From the beginnings of what we call biblical archeology, perhaps 150 years ago, scholars, mostly western scholars, have attempted to use archeological data to prove the Bible. [William Foxwell] Albright, the great father of our discipline, often spoke of the "archeological revolution." Well, the revolution has come but not in the way that Albright thought.
Archeologists can often tell you what happened and when and where and how and even why. But there is no word for history in the Hebrew Bible. We try to make the Bible something it is not, and that's doing an injustice to the biblical writers.
No archeologists can tell anyone what it means, and most of us don't try. In other words, what did the biblical writers think they were doing? They were good historians, and they could tell it the way it was when they wanted to, but their objective was always something far beyond that. [Yahweh is an ancient Israelite name for God.] Archeology is almost the only way that we have for reconstructing a real-life context for the world out of which the Bible came, and that does bring understanding. Some of the other names in the narratives are Egyptian, and there are genuine Egyptian elements. But those Israelites were in Canaan; they are not in Egypt, and nothing is said about them escaping from Egypt.
When you think of how little we knew about the biblical world even 100 years ago and what we know today, it's astonishing. Does it matter exactly how Abraham and his clan left, and when they arrived in Canaan, or where they settled? This is the dawn of written history or prehistory, when the archeological evidence can't easily be correlated with any external evidence, textual evidence—even if we did have it. But no one has found a text or an artifact in Egypt itself or even in the Sinai that has any direct connection. But I think it does mean what happened was rather more modest. [For more on Moses and the Exodus, see Carol Meyer's interview.] No Egyptian text mentions the Israelites except the famous inscription of Merneptah dated to about 1206 B. It's the earliest reference we have to the Israelites.
One of the first efforts of biblical archeology in the last century was to prove the historicity of the patriarchs, to locate them in a particular period in the archeological history. Are we to become unbelievers if we can't prove that Abraham ever lived? What really matters is that Abraham is seen later by Jews and Christians as the father of the faithful. The victory stele of Pharaoh Merneptah, the son of Ramesses II, mentions a list of peoples and city-states in Canaan, and among them are the Israelites. E., know of a group of people somewhere in the central highlands—a loosely affiliated tribal confederation, if you will—called "Israelites." These are our Israelites. We know today, from archeological investigation, that there were more than 300 early villages of the 13th and 12th century in the area. Forty years ago it would have been impossible to identify the earliest Israelites archeologically. And then, in a series of regional surveys, Israeli archeologists in the 1970s began to find small hilltop villages in the central hill country north and south of Jerusalem and in lower Galilee. The settlements were founded not on the ruins of destroyed Canaanite towns but rather on bedrock or on virgin soil.

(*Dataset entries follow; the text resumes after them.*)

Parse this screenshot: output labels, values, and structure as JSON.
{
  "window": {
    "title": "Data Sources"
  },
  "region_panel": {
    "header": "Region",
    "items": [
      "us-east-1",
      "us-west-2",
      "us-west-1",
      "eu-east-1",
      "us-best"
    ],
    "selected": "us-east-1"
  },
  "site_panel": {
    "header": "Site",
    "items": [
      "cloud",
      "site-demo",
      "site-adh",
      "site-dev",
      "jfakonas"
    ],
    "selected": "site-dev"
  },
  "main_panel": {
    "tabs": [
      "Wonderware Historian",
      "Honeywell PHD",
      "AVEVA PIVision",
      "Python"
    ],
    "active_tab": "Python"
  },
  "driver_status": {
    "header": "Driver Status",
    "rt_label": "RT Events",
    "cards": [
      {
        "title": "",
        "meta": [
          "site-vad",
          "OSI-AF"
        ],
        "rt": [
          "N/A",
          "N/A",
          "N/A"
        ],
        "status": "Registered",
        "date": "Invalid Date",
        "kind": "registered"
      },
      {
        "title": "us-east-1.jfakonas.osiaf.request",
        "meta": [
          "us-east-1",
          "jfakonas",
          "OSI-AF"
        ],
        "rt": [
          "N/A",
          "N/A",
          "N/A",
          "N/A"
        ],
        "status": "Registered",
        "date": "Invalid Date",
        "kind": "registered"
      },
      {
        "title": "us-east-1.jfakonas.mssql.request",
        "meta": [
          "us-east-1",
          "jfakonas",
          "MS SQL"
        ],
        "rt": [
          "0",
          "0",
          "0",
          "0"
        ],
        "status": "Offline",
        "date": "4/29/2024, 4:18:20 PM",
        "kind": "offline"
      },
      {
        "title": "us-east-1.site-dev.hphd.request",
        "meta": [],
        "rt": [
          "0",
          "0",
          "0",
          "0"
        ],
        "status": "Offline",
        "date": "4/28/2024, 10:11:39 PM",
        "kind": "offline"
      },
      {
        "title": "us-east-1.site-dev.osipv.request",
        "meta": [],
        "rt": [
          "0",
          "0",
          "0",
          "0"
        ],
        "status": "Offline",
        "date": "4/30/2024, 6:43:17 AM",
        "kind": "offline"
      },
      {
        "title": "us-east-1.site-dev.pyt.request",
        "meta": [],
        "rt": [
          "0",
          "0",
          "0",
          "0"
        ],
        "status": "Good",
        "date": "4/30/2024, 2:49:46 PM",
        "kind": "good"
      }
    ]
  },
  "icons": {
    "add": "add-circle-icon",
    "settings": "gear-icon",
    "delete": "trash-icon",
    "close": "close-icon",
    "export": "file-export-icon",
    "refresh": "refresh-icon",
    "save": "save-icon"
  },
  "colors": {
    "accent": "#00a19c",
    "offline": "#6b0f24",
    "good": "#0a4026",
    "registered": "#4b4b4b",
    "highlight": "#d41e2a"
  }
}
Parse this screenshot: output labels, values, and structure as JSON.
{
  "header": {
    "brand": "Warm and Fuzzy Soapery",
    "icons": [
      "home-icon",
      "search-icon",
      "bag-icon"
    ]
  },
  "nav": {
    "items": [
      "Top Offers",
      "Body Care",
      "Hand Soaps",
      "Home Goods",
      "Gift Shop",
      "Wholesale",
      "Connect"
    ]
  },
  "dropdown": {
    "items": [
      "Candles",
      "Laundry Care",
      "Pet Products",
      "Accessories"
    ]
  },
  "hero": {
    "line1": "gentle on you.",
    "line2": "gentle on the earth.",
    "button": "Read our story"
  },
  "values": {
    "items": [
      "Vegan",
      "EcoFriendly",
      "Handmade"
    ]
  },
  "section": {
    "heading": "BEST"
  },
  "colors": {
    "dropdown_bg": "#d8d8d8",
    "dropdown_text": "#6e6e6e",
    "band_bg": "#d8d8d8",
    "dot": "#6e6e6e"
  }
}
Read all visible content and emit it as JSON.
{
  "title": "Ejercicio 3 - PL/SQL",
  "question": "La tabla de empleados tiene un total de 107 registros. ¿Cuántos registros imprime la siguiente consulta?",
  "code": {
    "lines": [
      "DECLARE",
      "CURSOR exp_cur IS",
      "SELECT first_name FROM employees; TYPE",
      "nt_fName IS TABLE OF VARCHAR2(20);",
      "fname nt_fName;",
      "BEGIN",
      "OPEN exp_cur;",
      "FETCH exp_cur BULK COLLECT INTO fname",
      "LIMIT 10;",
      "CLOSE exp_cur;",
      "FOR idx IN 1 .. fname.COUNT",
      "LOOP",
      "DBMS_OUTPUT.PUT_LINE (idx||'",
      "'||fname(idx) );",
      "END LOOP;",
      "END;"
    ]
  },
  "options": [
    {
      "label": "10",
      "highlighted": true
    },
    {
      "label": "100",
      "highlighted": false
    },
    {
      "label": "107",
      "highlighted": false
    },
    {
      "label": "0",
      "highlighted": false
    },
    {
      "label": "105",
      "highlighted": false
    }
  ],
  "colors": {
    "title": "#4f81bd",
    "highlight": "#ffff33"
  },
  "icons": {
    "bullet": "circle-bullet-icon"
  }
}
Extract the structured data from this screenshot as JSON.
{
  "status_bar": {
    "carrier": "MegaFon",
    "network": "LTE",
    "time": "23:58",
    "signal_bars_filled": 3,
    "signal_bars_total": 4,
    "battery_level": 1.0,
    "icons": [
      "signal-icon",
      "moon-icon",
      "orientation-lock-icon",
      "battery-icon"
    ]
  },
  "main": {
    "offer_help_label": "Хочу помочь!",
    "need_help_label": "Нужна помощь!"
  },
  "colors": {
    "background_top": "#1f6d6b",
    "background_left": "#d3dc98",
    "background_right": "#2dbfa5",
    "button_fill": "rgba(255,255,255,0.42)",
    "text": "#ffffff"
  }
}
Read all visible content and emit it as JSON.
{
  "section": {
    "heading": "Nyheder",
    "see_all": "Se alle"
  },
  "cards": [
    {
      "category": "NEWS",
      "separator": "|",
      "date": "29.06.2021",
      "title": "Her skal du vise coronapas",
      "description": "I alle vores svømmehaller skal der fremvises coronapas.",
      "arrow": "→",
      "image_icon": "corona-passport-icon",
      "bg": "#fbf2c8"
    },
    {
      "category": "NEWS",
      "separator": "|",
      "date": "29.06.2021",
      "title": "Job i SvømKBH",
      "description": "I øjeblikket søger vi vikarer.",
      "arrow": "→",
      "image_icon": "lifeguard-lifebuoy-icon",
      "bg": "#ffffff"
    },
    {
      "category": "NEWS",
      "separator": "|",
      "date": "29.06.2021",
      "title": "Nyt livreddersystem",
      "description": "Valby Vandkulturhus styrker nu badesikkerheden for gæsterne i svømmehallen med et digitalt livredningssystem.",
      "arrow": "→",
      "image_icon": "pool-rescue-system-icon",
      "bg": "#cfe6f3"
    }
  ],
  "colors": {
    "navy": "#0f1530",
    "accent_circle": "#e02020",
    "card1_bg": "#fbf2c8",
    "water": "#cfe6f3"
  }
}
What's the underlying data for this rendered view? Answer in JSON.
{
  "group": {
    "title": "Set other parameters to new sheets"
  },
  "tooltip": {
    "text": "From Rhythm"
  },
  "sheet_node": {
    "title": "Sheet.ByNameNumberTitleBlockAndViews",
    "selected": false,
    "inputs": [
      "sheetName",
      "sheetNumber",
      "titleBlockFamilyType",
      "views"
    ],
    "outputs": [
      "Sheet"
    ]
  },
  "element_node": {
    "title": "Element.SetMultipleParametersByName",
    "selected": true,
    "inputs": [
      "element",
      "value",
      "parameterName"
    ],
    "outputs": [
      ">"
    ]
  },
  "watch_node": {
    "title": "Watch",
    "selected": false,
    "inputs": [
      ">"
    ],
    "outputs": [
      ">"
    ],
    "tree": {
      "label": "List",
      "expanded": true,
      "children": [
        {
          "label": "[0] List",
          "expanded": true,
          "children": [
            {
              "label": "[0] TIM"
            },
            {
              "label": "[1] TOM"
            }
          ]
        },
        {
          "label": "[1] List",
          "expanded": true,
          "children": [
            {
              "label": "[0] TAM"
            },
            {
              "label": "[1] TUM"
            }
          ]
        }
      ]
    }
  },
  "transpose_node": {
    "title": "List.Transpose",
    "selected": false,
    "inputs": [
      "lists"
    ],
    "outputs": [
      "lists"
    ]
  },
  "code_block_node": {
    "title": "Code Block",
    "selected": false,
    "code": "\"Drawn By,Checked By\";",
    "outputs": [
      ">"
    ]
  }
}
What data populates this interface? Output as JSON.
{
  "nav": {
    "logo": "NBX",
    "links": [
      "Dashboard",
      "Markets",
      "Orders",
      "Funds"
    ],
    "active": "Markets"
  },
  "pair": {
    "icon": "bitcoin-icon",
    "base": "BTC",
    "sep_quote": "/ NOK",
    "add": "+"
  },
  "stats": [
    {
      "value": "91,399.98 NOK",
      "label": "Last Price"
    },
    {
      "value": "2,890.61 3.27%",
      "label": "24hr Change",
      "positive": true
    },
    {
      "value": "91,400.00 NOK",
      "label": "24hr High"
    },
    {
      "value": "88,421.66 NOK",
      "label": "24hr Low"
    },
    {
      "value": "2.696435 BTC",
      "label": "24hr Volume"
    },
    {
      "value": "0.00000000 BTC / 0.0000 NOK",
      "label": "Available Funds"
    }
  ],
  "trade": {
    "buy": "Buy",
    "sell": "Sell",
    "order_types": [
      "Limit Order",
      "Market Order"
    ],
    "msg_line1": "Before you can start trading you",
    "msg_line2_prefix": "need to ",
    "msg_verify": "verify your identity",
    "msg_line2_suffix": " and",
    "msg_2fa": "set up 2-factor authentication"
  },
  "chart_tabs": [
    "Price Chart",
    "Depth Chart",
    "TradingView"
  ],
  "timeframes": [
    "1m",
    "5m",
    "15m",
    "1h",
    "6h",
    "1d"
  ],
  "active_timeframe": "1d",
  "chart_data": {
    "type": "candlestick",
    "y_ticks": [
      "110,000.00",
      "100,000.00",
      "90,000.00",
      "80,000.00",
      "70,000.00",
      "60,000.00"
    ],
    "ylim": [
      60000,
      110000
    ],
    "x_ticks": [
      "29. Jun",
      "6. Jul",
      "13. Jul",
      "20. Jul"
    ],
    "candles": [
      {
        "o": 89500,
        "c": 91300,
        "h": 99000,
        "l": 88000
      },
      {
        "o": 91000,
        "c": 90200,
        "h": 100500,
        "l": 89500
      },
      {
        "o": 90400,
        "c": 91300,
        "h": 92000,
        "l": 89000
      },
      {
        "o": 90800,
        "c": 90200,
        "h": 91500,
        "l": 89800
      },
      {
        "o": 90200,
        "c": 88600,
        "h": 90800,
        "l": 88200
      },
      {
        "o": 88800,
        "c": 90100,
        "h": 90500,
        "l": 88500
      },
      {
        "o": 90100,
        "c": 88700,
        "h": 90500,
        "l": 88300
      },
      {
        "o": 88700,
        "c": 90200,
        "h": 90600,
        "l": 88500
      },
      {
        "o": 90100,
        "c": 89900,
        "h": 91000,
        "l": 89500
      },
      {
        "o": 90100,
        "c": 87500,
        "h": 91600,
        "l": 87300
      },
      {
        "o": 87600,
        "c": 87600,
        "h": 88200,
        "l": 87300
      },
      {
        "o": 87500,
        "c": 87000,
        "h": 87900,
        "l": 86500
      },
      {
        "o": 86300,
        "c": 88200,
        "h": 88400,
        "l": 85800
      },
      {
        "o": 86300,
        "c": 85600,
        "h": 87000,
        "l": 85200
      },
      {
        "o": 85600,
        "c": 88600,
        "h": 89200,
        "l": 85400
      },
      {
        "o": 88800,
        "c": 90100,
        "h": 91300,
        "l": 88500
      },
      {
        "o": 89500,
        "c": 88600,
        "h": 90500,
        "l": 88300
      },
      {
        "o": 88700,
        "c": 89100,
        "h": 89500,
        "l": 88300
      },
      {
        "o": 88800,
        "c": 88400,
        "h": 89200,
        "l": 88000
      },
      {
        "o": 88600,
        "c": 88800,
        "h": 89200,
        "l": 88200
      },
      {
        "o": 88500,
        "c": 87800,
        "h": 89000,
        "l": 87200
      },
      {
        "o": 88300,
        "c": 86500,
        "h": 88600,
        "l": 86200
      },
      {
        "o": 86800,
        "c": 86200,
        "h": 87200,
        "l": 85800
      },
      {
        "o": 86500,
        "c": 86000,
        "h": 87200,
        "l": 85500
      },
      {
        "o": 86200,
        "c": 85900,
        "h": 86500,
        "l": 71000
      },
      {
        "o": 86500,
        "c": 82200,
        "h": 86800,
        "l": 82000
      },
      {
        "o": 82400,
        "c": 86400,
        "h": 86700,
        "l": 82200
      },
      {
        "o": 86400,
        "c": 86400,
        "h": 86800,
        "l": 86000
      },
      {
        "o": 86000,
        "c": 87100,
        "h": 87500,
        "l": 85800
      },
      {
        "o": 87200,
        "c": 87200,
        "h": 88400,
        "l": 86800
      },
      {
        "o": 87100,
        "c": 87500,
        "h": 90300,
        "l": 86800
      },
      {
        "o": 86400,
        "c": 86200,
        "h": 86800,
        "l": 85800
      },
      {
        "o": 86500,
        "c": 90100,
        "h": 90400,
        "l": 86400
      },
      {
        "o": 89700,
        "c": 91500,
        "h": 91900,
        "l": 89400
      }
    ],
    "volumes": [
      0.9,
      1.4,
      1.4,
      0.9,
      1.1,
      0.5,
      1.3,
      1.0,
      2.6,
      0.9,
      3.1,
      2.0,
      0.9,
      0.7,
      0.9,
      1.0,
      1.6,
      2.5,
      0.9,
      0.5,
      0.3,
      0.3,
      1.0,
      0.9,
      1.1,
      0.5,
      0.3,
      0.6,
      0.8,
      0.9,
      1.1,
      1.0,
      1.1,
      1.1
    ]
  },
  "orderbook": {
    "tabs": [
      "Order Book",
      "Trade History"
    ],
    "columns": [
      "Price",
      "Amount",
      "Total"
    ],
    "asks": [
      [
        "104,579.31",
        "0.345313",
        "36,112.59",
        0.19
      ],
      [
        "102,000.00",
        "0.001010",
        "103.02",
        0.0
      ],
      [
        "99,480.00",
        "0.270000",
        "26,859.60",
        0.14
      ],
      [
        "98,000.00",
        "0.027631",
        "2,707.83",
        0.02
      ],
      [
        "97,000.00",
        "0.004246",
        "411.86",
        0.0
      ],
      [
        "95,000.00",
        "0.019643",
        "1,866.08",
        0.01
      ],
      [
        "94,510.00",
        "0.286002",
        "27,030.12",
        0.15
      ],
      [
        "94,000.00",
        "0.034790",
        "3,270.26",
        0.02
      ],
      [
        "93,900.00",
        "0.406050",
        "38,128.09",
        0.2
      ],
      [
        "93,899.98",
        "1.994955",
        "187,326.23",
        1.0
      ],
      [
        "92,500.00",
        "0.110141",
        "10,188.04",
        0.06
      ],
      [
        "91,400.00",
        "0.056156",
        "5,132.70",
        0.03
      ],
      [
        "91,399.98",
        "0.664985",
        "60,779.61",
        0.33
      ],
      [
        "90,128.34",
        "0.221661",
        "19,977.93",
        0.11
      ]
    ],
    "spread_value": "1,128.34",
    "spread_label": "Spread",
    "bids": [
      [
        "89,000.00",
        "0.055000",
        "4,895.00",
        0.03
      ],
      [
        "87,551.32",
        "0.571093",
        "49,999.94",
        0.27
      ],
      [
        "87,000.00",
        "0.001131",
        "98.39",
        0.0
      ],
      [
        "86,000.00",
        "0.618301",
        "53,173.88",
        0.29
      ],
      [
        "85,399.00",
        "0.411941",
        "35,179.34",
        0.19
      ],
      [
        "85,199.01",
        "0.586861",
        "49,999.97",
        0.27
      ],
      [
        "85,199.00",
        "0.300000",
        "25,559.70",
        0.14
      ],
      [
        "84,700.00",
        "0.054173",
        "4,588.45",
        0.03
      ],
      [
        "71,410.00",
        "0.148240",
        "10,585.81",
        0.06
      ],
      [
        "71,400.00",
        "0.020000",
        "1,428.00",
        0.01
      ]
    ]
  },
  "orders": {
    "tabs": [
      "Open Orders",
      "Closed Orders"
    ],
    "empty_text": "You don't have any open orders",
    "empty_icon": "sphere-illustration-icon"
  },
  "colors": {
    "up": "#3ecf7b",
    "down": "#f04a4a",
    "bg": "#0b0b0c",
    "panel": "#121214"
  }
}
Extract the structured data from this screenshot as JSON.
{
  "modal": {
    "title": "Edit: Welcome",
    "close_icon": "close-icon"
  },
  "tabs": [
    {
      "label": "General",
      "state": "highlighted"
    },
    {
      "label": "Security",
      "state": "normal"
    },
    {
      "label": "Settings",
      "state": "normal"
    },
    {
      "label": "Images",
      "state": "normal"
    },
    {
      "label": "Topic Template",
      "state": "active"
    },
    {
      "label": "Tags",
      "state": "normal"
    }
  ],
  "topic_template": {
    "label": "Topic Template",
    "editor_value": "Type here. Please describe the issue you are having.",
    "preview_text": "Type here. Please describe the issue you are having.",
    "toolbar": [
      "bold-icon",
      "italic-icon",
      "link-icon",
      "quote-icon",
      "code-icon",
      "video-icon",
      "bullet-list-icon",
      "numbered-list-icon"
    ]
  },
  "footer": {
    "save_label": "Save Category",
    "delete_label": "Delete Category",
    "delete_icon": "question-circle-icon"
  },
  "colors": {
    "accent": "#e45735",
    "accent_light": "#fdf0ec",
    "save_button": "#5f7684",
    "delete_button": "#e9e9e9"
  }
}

We are talking about a journey of several hundred miles around the fringes of the desert. It disturbs some people that, for the very early periods such as the so-called patriarchal period, we archeologists haven't much to say. So gradually the old conquest model [based on the accounts of Joshua's conquests in the Bible] began to lose favor amongst scholars.
The later we come in time, the firmer the ground we stand on—we have better sources. Many scholars now think that most of the early Israelites were originally Canaanites, displaced Canaanites, displaced from the lowlands, from the river valleys, displaced geographically and then displaced ideologically.So what we are dealing with is a movement of peoples but not an invasion of an armed corps from the outside.Today I think most archeologists would argue that there is no direct archeological proof that Abraham, for instance, ever lived. Abraham moves out on faith to a land he has never seen. And it's interesting that the other entities, the other ethnic groups, are described as nascent states, but the Israelites are described as "a people." They have not yet reached a level of state organization. There was no evidence of armed conflict in most of these sites.We do know a lot about pastoral nomads, we know about the Amorites' migrations from Mesopotamia to Canaan, and it's possible to see in that an Abraham-like figure somewhere around 1800 B. You have to think of how perilous the journey would have been had it really taken place. It is profoundly true, but it's not the kind of truth that archeology can directly illuminate. Archeologists also have discovered that most of the large Canaanite towns that were supposedly destroyed by invading Israelites were either not destroyed at all or destroyed by "Sea People"—Philistines, or others.William Dever, Professor Emeritus at the University of Arizona, has investigated the archeology of the ancient Near East for more than 30 years and authored almost as many books on the subject.In the following interview, Dever describes some of the most significant archeological finds related to the Hebrew Bible, including his own hot-button discovery that the Israelites' God was linked to a female goddess called Asherah.